▶ **MATERIAL FOR THE TASK**
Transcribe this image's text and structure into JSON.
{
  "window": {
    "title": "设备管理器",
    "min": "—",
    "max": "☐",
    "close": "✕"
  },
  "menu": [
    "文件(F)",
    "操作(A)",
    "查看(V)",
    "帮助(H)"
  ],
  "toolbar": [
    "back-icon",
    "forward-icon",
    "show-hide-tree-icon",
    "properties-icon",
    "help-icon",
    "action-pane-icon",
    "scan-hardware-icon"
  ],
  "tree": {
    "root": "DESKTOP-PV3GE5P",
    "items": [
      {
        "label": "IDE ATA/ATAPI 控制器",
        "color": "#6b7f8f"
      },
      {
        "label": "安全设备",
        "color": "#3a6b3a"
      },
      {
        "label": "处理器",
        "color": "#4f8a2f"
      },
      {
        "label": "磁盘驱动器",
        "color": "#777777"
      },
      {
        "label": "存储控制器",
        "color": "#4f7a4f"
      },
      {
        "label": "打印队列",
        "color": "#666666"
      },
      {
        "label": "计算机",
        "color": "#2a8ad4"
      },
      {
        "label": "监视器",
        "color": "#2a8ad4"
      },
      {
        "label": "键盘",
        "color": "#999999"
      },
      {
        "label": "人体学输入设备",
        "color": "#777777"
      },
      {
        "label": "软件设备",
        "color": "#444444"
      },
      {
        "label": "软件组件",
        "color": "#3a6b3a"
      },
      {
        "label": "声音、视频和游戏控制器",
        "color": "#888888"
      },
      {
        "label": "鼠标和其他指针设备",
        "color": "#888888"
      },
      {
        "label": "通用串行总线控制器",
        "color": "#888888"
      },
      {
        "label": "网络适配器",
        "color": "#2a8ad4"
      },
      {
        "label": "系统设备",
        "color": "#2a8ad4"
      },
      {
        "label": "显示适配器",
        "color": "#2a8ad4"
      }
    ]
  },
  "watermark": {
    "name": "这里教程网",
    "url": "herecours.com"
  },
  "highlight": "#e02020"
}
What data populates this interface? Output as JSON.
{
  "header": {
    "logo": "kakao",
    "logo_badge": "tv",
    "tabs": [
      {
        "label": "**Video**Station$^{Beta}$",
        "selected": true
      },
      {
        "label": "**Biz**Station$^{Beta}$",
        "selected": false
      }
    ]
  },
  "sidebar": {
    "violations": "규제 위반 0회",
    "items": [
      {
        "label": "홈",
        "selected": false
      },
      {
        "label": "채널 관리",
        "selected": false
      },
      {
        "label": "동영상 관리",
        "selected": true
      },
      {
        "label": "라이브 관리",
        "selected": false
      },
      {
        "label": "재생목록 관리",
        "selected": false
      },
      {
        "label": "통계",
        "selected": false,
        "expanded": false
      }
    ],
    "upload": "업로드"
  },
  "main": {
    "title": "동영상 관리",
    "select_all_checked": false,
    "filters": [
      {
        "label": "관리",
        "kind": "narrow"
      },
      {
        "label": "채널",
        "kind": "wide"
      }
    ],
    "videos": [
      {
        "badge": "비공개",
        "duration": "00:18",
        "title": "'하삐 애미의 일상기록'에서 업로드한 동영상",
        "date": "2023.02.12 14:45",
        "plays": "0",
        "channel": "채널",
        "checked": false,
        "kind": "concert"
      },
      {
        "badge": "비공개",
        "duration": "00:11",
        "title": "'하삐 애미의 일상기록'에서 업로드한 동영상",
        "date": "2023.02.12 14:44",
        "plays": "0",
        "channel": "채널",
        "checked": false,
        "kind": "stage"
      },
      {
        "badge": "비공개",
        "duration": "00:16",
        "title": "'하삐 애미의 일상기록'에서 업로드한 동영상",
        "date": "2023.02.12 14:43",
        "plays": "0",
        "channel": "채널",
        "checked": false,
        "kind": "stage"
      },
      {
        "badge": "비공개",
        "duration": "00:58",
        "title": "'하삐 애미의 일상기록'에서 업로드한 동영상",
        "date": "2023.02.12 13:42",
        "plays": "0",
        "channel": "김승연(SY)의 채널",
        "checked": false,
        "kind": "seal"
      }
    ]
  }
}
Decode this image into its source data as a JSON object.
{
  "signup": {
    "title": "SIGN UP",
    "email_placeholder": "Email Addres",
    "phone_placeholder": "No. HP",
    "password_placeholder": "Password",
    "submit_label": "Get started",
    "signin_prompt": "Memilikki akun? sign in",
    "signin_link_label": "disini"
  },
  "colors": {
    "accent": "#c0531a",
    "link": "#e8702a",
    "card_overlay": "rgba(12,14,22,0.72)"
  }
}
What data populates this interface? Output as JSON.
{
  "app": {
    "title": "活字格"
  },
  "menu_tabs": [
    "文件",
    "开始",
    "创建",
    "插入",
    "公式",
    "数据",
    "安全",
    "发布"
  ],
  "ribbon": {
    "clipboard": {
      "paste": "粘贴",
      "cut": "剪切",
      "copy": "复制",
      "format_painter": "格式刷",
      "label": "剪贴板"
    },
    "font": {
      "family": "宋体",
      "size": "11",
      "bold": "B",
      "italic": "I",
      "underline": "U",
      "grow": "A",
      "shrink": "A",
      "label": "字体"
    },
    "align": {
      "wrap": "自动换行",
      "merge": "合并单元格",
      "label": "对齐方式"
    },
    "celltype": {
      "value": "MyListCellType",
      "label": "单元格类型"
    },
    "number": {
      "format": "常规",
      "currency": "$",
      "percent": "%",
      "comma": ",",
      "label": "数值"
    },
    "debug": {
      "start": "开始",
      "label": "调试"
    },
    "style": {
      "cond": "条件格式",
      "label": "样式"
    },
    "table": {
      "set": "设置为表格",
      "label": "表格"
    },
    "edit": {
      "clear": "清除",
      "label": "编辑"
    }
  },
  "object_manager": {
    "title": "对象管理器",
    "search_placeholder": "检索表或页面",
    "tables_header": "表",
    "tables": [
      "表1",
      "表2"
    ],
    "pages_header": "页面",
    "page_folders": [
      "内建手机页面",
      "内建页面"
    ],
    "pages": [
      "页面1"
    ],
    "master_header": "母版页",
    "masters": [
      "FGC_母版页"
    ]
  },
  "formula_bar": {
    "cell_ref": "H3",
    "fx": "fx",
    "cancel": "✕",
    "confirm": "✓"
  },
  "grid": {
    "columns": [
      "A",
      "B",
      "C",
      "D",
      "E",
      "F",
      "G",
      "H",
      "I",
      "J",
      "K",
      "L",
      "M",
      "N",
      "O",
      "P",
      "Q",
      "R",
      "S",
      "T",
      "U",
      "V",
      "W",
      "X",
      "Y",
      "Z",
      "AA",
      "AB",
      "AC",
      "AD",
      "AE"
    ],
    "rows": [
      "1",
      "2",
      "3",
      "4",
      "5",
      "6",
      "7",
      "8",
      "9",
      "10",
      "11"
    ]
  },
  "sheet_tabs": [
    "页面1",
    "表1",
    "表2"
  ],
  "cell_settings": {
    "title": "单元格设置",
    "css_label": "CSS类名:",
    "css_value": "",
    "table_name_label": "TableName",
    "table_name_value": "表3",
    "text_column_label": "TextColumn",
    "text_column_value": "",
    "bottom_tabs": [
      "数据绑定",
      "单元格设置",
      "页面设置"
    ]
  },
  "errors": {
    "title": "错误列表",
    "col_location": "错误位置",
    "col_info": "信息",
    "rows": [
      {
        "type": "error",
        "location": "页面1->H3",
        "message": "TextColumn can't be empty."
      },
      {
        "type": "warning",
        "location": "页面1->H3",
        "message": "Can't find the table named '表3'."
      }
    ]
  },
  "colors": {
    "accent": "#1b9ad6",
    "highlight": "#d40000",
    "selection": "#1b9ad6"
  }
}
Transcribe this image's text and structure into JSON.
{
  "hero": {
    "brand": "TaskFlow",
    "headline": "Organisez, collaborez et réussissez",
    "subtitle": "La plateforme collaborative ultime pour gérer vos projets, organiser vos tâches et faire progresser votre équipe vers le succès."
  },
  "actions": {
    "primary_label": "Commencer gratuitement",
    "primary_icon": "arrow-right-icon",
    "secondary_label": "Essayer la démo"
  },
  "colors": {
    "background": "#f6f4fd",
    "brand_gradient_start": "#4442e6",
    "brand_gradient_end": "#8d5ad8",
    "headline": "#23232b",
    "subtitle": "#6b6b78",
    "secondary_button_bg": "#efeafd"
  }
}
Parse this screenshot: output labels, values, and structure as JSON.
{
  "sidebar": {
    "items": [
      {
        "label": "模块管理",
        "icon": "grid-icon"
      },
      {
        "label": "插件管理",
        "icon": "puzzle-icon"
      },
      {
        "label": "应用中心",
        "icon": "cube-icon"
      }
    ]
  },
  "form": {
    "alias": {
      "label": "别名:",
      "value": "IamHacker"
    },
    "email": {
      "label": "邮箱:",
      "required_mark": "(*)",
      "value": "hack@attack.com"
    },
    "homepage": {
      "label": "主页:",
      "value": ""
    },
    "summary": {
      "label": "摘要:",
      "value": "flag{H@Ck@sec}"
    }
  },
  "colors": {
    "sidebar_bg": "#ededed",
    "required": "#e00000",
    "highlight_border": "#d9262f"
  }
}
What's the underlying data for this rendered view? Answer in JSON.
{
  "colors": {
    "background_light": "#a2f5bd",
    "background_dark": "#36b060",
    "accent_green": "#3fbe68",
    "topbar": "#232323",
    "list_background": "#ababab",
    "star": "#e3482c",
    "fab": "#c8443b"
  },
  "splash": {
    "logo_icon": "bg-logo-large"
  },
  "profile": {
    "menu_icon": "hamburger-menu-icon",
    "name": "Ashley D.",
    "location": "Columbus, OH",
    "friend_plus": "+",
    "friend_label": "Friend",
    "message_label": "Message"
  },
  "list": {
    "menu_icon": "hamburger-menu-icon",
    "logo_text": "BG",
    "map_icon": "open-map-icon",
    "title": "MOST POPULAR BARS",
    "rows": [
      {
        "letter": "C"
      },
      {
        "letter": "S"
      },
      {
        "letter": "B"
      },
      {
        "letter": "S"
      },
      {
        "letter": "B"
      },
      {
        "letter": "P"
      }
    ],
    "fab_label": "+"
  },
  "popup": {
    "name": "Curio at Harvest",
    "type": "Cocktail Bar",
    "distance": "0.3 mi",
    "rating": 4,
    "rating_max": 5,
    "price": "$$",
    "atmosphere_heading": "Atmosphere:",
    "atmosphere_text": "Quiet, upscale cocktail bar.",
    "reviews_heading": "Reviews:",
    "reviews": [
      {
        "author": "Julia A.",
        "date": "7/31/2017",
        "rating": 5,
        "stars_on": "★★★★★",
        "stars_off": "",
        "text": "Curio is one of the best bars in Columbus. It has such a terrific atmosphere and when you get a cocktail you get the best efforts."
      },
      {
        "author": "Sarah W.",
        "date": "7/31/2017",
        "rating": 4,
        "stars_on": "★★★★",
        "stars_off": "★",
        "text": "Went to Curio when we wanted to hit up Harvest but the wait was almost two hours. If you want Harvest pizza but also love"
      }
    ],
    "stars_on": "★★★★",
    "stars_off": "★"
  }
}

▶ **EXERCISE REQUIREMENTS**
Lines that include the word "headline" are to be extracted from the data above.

▶ **RESPONSE FOR THIS EXERCISE**
    "headline": "Organisez, collaborez et réussissez",
    "headline": "#23232b",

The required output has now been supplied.